Import excel data into Access table

Very similar questions have already been asked, but the difference I can't find an answer to is, I want to import excel data into an existing table, but to add extra fields to the records already there, not to add extra records.

For example, in my Access table 'Recruits', I have ID's A1, A2, A3, A4 & lots of data associated with them.  But we forgot to put some fields in when we created the table, & now have that extra data in an Excel spreadsheet, which I've imported into a new Access table.  This new table 'Import Data' might have records A2 & A4 & I want to the extra data I have for them to add to their records in the Recruits, not create new records.  

I found this thread about writing an Append query
http://www.experts-exchange.com/Database/Miscellaneous/Q_21957519.html, which included suggested code:

INSERT INTO tblUser ( UserID, UserName, Category, Admin, Custodian )
SELECT Userupdate.UserID, Userupdate.Username, Userupdate.Category, Userupdate.Admin, Userupdate.Custodian
FROM Userupdate LEFT JOIN tblUser ON Userupdate.userID = tbluser.UserID
WHERE (((tblUser.UserID) Is Null));
 
But when I tried to convert that to my situation (change field & table names & left off the WHERE statement), it added extra records with IDs A2, A4, so I have two A2 & two A4 records, rather than one record of each with new fields on them.  I'm guessing an Append query is the way to go, its just a matter of telling it to add fields to existing records rather than add new records.  The ID's A2, A4 etc are not the keys of the records, there can be duplicates, but I don't want there to be).

Can anyone help refine the query?
Many thanks
matavaiAsked:
Who is Participating?
 
duttcomConnect With a Mentor Commented:
An append query is specifically for adding (appending) records, not for updating existing ones.

You need to use an update query - http://office.microsoft.com/en-au/access-help/update-data-by-using-a-query-HA010076527.aspx for examples of how to create an update query.

You should also create the new fields in the table before you run the query because the update query will need to reference the additional field names.
0
 
Kent DyerIT Security Analyst SeniorCommented:
Have you taken into account that USERID is a UNIQUE INDEXed value?

For example you have the following INSERT Statement:
INSERT INTO tblUser ( UserID, UserName, Category, Admin, Custodian )
SELECT Userupdate.UserID, Userupdate.Username, Userupdate.Category, Userupdate.Admin, Userupdate.Custodian
FROM Userupdate LEFT JOIN tblUser ON Userupdate.userID = tbluser.UserID
WHERE (((tblUser.UserID) Is Null));

Open in new window
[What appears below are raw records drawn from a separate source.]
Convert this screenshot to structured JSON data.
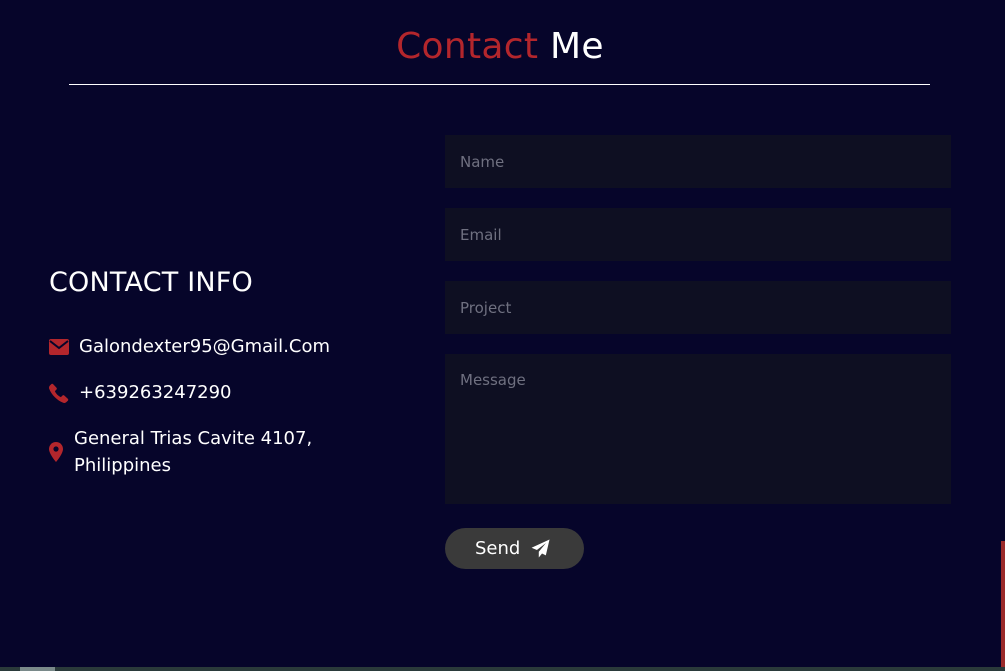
{
  "header": {
    "title_accent": "Contact",
    "title_rest": "Me"
  },
  "contact_info": {
    "heading": "CONTACT INFO",
    "email": "Galondexter95@Gmail.Com",
    "phone": "+639263247290",
    "address_line1": "General Trias Cavite 4107,",
    "address_line2": "Philippines"
  },
  "form": {
    "name_placeholder": "Name",
    "email_placeholder": "Email",
    "project_placeholder": "Project",
    "message_placeholder": "Message",
    "send_label": "Send"
  },
  "icons": {
    "email": "envelope-icon",
    "phone": "phone-icon",
    "address": "map-marker-icon",
    "send": "paper-plane-icon"
  },
  "colors": {
    "background": "#06052a",
    "accent": "#b3262c",
    "field_background": "#0e0f22",
    "button_background": "#3a3a3a",
    "text": "#ffffff"
  }
}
I think you need to do something like (I would be willing to bet your UserID - is an Identity Seed with an incrementing value.  In other words, an "auto-incrementing" indexed value.  You probably cannot re-use that.  You may need to create your own id for the table to match against Excel.):
INSERT INTO tblUser ( UserName, Category, Admin, Custodian )
SELECT Userupdate.UserID, Userupdate.Username, Userupdate.Category, Userupdate.Admin, Userupdate.Custodian
FROM Userupdate LEFT JOIN tblUser ON Userupdate.userID = tbluser.UserID
WHERE (((tblUser.UserID) Is Null));

Open in new window


HTH,

Kent
0
 
duttcomCommented:
Auto incrementing or not, if you use an insert query, you will insert records, not insert new fields to existing ones. Only an update query can do that when the new fields are already in the table.
0
 
matavaiAuthor Commented:
D'oh!  Once you start with the right kind of query, it makes things quite simple.  That's what I get for expecting Access to always make things more complicated than they need to be.
Thanks
0
Question has a verified solution.

Are you are experiencing a similar issue? Get a personalized answer when you ask a related question.

Have a better answer? Share it in a comment.

All Courses

From novice to tech pro — start learning today.